After two years, the Harambee Festival made its return to the Tallahassee community on a sun-splashed Saturday. It included remarks by Florida A&M University President Larry Robinson, performances by FAMU’s gospel choir and Tallahassee Nights Live along with a host of food vendors and Black-owned businesses.
Since the start of the pandemic, small businesses have been affected directly and the Harambee Festival provided an opportunity for Black-owned vendors to make their return.
Owner of E&M Cakes, Eurica Burch, said her business dealt with almost insurmountable challenges during the peak of COVID as she struggled to keep a family legacy alive.
“At the start of the pandemic, we weren’t able to sell and let people know who we are which reserved us,” Burch said. “Because of COVID, we were no longer able to get up close and personal with our customers. We started this business off our Auntie Gloria Epp’s cupcake recipe and after she passed away, we decided to start a business of our own supporting her and her legacy.”
On the other hand, some Black-owned businesses capitalized on the pandemic’s limitations.
Roni Graham owns Kultumie Jewelry and has been in business for about two years, opening just after the start of the COVID-19 outbreak. She explained the positives the pandemic has provided for her business and how the Harambee Festival is bringing the right amount of exposure.
“I think it’s made a great impact on my business just because people are so excited to actually get back out and shop again,” Graham said. “COVID-19 really helped my business with getting orders since my items could be purchased online. I know a lot of people were not able to do in-person shopping, but the festival being outdoors has really helped because people can be comfortable wearing their masks.”
Candle maker and owner of Scented Melodies, Djanet Cannady, said she appreciates the Harambee Festival and she encourages anyone thinking about starting their own business.
“I feel like every time we have something of this caliber at Cascades everybody just comes out and supports one another,” Cannady said. “I just feel like this is probably one of the best things that we’ve done since the Juneteenth Festival, and I hope that the community keeps showing out every year to keep the spirit alive. To anyone that thinks they want to start a business or has a business; keep going, keep pushing, and don’t ever give up.Your time is coming.”

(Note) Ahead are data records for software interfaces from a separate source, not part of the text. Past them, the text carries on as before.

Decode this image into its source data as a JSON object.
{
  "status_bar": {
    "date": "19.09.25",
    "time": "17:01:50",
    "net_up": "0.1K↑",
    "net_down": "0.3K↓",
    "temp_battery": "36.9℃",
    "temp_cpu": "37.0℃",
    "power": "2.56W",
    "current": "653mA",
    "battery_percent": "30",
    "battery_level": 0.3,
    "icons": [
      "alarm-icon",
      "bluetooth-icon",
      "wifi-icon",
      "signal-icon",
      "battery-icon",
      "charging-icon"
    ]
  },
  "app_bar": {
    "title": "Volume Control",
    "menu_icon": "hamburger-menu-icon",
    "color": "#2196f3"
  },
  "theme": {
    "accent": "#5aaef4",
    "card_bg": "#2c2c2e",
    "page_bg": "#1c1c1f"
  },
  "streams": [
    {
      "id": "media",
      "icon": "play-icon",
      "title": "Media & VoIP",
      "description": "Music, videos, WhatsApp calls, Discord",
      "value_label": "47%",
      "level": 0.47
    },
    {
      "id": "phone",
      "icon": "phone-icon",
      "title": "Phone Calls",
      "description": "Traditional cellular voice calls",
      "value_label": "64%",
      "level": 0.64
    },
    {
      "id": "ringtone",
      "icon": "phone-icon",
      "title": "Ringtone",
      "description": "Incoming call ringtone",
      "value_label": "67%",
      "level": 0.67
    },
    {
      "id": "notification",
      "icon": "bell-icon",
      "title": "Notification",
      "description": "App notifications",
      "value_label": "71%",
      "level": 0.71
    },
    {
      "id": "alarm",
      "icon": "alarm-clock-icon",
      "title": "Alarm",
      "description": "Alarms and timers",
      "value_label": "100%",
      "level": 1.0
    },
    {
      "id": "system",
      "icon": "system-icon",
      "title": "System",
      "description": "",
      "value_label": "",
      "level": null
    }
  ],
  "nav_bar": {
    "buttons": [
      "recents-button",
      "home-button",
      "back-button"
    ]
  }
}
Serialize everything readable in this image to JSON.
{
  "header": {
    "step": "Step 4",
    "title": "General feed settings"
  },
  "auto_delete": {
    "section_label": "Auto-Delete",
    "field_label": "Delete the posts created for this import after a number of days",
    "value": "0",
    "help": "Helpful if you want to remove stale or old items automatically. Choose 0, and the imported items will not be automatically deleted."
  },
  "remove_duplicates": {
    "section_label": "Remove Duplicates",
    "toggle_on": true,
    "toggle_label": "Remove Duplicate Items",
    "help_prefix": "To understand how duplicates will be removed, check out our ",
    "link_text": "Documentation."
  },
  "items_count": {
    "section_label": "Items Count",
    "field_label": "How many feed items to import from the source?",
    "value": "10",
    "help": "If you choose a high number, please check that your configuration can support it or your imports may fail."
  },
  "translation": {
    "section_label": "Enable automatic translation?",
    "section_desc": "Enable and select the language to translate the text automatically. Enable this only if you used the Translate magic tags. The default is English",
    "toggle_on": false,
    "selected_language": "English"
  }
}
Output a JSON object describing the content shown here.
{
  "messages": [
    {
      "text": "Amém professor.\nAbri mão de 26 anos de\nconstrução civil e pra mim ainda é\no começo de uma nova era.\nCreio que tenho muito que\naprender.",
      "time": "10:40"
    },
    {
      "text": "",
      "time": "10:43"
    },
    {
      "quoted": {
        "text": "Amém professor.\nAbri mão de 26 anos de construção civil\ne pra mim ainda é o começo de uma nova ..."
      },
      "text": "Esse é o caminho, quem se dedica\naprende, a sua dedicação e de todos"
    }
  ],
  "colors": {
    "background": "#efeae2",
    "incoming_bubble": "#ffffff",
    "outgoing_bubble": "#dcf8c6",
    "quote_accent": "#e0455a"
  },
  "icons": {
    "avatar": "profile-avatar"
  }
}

The Harambee Festival put an exclamation point on the end of Black History Month.
For more information on how to support local Black-owned businesses, check out visittallahassee.com.